Task inputs:
......

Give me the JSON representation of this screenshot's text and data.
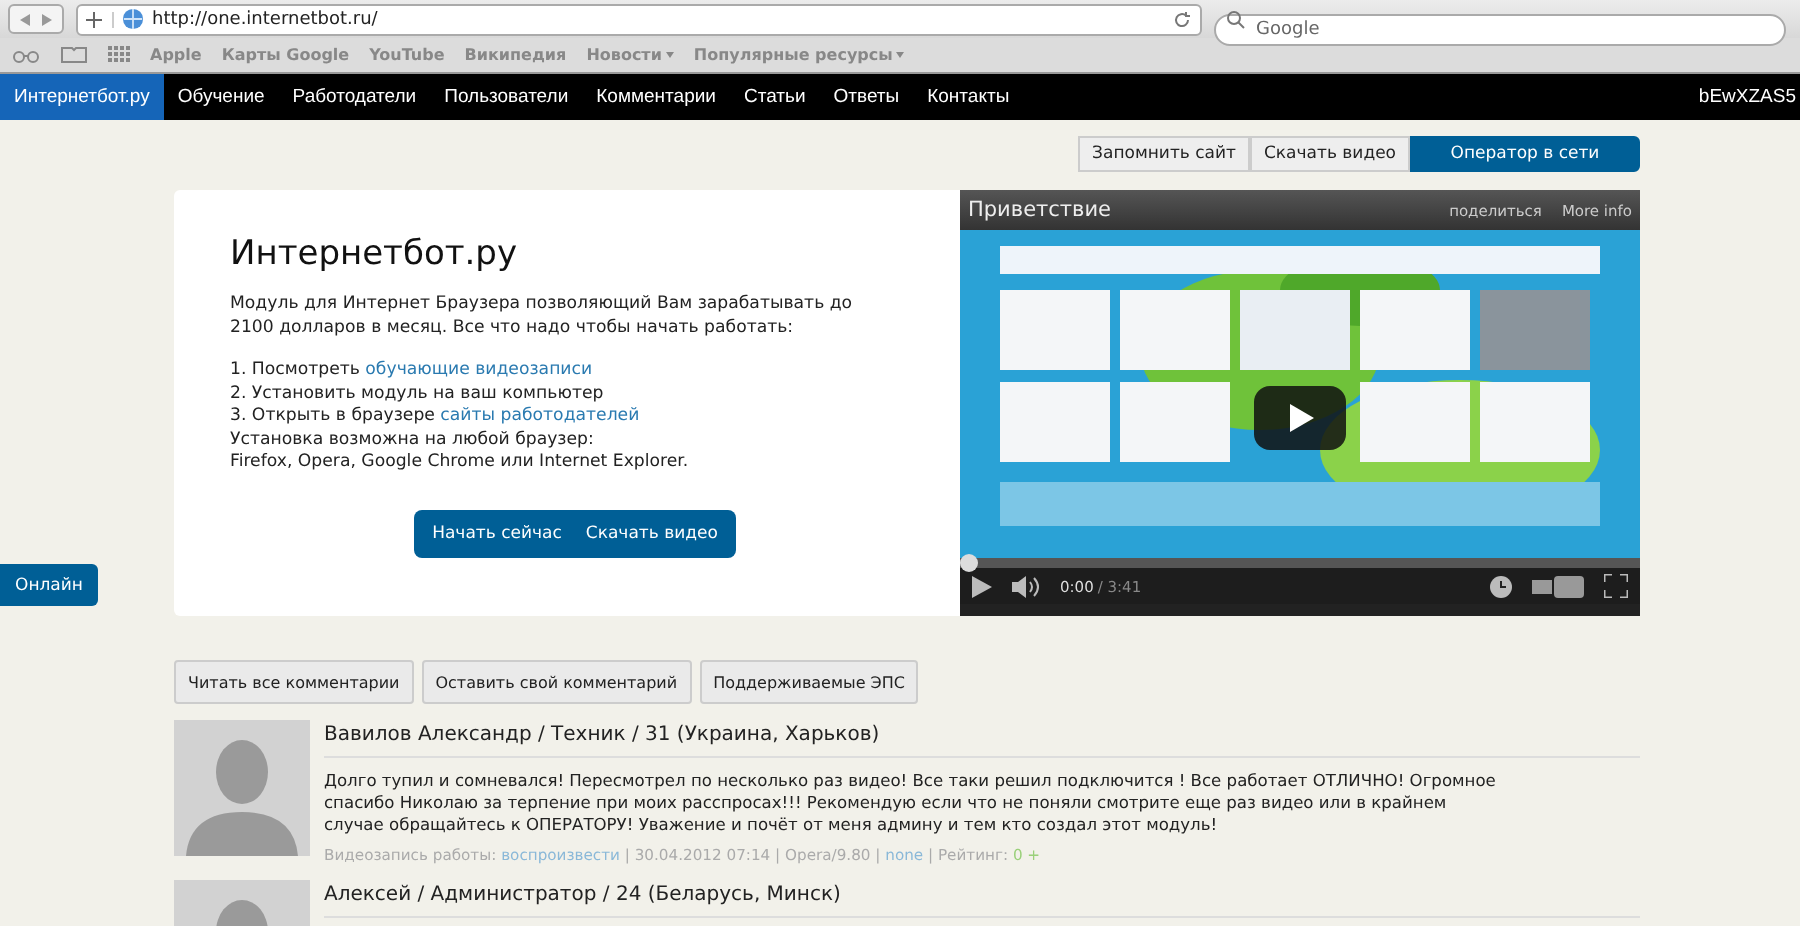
{
  "browser": {
    "url": "http://one.internetbot.ru/",
    "search_placeholder": "Google",
    "bookmarks": [
      {
        "label": "Apple",
        "menu": false
      },
      {
        "label": "Карты Google",
        "menu": false
      },
      {
        "label": "YouTube",
        "menu": false
      },
      {
        "label": "Википедия",
        "menu": false
      },
      {
        "label": "Новости",
        "menu": true
      },
      {
        "label": "Популярные ресурсы",
        "menu": true
      }
    ]
  },
  "nav": {
    "items": [
      {
        "label": "Интернетбот.ру",
        "selected": true
      },
      {
        "label": "Обучение",
        "selected": false
      },
      {
        "label": "Работодатели",
        "selected": false
      },
      {
        "label": "Пользователи",
        "selected": false
      },
      {
        "label": "Комментарии",
        "selected": false
      },
      {
        "label": "Статьи",
        "selected": false
      },
      {
        "label": "Ответы",
        "selected": false
      },
      {
        "label": "Контакты",
        "selected": false
      }
    ],
    "user": "bEwXZAS5"
  },
  "top_actions": [
    {
      "label": "Запомнить сайт",
      "kind": "plain"
    },
    {
      "label": "Скачать видео",
      "kind": "plain"
    },
    {
      "label": "Оператор в сети",
      "kind": "primary"
    }
  ],
  "hero": {
    "title": "Интернетбот.ру",
    "intro": "Модуль для Интернет Браузера позволяющий Вам зарабатывать до 2100 долларов в месяц. Все что надо чтобы начать работать:",
    "lines": [
      {
        "text": "1. Посмотреть ",
        "link": "обучающие видеозаписи"
      },
      {
        "text": "2. Установить модуль на ваш компьютер"
      },
      {
        "text": "3. Открыть в браузере ",
        "link": "сайты работодателей"
      },
      {
        "text": "Установка возможна на любой браузер:"
      },
      {
        "text": "Firefox, Opera, Google Chrome или Internet Explorer."
      }
    ],
    "buttons": [
      "Начать сейчас",
      "Скачать видео"
    ]
  },
  "video": {
    "title": "Приветствие",
    "share": "поделиться",
    "more_info": "More info",
    "time": "0:00",
    "duration": "/ 3:41",
    "level": 0
  },
  "online_tab": "Онлайн",
  "comment_tabs": [
    "Читать все комментарии",
    "Оставить свой комментарий",
    "Поддерживаемые ЭПС"
  ],
  "comments": [
    {
      "heading": "Вавилов Александр / Техник / 31 (Украина, Харьков)",
      "text": "Долго тупил и сомневался! Пересмотрел по несколько раз видео! Все таки решил подключится ! Все работает ОТЛИЧНО! Огромное спасибо Николаю за терпение при моих расспросах!!! Рекомендую если что не поняли смотрите еще раз видео или в крайнем случае обращайтесь к ОПЕРАТОРУ! Уважение и почёт от меня админу и тем кто создал этот модуль!",
      "meta": [
        {
          "text": "Видеозапись работы: ",
          "kind": "plain"
        },
        {
          "text": "воспроизвести",
          "kind": "link"
        },
        {
          "text": " | 30.04.2012 07:14 | Opera/9.80 | ",
          "kind": "plain"
        },
        {
          "text": "none",
          "kind": "link"
        },
        {
          "text": " | Рейтинг: ",
          "kind": "plain"
        },
        {
          "text": "0 +",
          "kind": "rating"
        }
      ]
    },
    {
      "heading": "Алексей / Администратор / 24 (Беларусь, Минск)"
    }
  ]
}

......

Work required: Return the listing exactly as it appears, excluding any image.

Your solution:
Give me the JSON representation of this screenshot's text and data.
{
  "browser": {
    "url": "http://one.internetbot.ru/",
    "search_placeholder": "Google",
    "bookmarks": [
      {
        "label": "Apple",
        "menu": false
      },
      {
        "label": "Карты Google",
        "menu": false
      },
      {
        "label": "YouTube",
        "menu": false
      },
      {
        "label": "Википедия",
        "menu": false
      },
      {
        "label": "Новости",
        "menu": true
      },
      {
        "label": "Популярные ресурсы",
        "menu": true
      }
    ]
  },
  "nav": {
    "items": [
      {
        "label": "Интернетбот.ру",
        "selected": true
      },
      {
        "label": "Обучение",
        "selected": false
      },
      {
        "label": "Работодатели",
        "selected": false
      },
      {
        "label": "Пользователи",
        "selected": false
      },
      {
        "label": "Комментарии",
        "selected": false
      },
      {
        "label": "Статьи",
        "selected": false
      },
      {
        "label": "Ответы",
        "selected": false
      },
      {
        "label": "Контакты",
        "selected": false
      }
    ],
    "user": "bEwXZAS5"
  },
  "top_actions": [
    {
      "label": "Запомнить сайт",
      "kind": "plain"
    },
    {
      "label": "Скачать видео",
      "kind": "plain"
    },
    {
      "label": "Оператор в сети",
      "kind": "primary"
    }
  ],
  "hero": {
    "title": "Интернетбот.ру",
    "intro": "Модуль для Интернет Браузера позволяющий Вам зарабатывать до 2100 долларов в месяц. Все что надо чтобы начать работать:",
    "lines": [
      {
        "text": "1. Посмотреть ",
        "link": "обучающие видеозаписи"
      },
      {
        "text": "2. Установить модуль на ваш компьютер"
      },
      {
        "text": "3. Открыть в браузере ",
        "link": "сайты работодателей"
      },
      {
        "text": "Установка возможна на любой браузер:"
      },
      {
        "text": "Firefox, Opera, Google Chrome или Internet Explorer."
      }
    ],
    "buttons": [
      "Начать сейчас",
      "Скачать видео"
    ]
  },
  "video": {
    "title": "Приветствие",
    "share": "поделиться",
    "more_info": "More info",
    "time": "0:00",
    "duration": "/ 3:41",
    "level": 0
  },
  "online_tab": "Онлайн",
  "comment_tabs": [
    "Читать все комментарии",
    "Оставить свой комментарий",
    "Поддерживаемые ЭПС"
  ],
  "comments": [
    {
      "heading": "Вавилов Александр / Техник / 31 (Украина, Харьков)",
      "text": "Долго тупил и сомневался! Пересмотрел по несколько раз видео! Все таки решил подключится ! Все работает ОТЛИЧНО! Огромное спасибо Николаю за терпение при моих расспросах!!! Рекомендую если что не поняли смотрите еще раз видео или в крайнем случае обращайтесь к ОПЕРАТОРУ! Уважение и почёт от меня админу и тем кто создал этот модуль!",
      "meta": [
        {
          "text": "Видеозапись работы: ",
          "kind": "plain"
        },
        {
          "text": "воспроизвести",
          "kind": "link"
        },
        {
          "text": " | 30.04.2012 07:14 | Opera/9.80 | ",
          "kind": "plain"
        },
        {
          "text": "none",
          "kind": "link"
        },
        {
          "text": " | Рейтинг: ",
          "kind": "plain"
        },
        {
          "text": "0 +",
          "kind": "rating"
        }
      ]
    },
    {
      "heading": "Алексей / Администратор / 24 (Беларусь, Минск)"
    }
  ]
}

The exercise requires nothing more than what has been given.